*Activity*
Throughout the entries below, report every line where "label" is found.

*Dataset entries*
=== Begin Enclosure ===
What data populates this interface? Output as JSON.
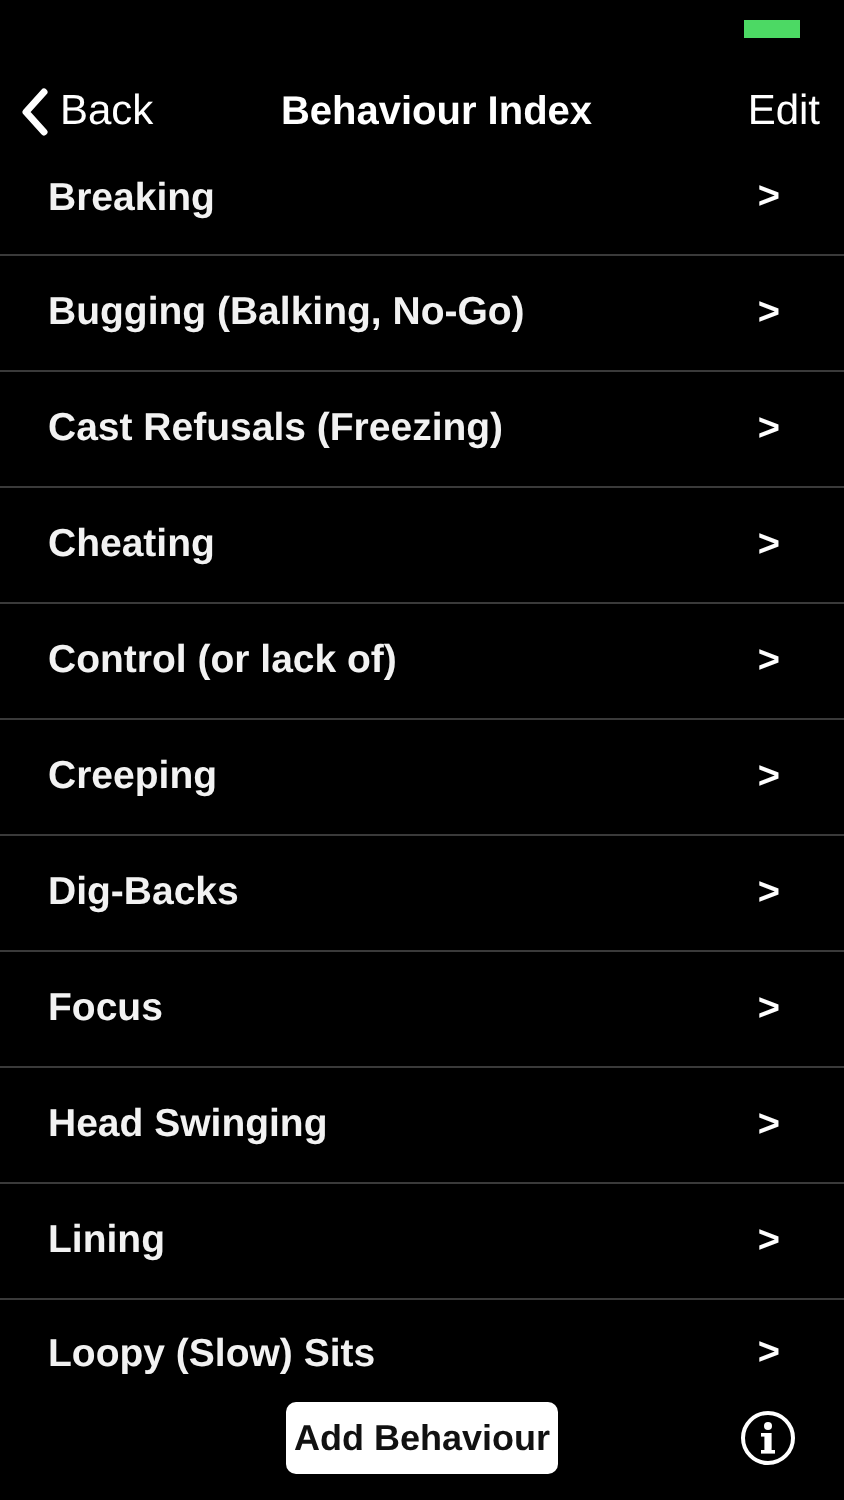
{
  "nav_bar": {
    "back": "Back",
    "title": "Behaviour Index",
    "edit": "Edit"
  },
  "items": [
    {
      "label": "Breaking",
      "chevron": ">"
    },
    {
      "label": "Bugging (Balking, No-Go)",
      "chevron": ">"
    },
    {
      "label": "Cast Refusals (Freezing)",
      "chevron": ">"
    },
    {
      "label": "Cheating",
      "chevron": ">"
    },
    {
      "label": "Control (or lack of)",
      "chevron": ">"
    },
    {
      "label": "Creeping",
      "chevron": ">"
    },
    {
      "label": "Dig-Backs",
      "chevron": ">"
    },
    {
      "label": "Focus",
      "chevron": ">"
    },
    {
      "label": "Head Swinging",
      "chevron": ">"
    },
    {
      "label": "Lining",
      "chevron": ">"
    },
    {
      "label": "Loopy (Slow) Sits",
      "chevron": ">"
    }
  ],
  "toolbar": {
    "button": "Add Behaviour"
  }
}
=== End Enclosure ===
*Answer to this task*
      "label": "Breaking",
      "label": "Bugging (Balking, No-Go)",
      "label": "Cast Refusals (Freezing)",
      "label": "Cheating",
      "label": "Control (or lack of)",
      "label": "Creeping",
      "label": "Dig-Backs",
      "label": "Focus",
      "label": "Head Swinging",
      "label": "Lining",
      "label": "Loopy (Slow) Sits",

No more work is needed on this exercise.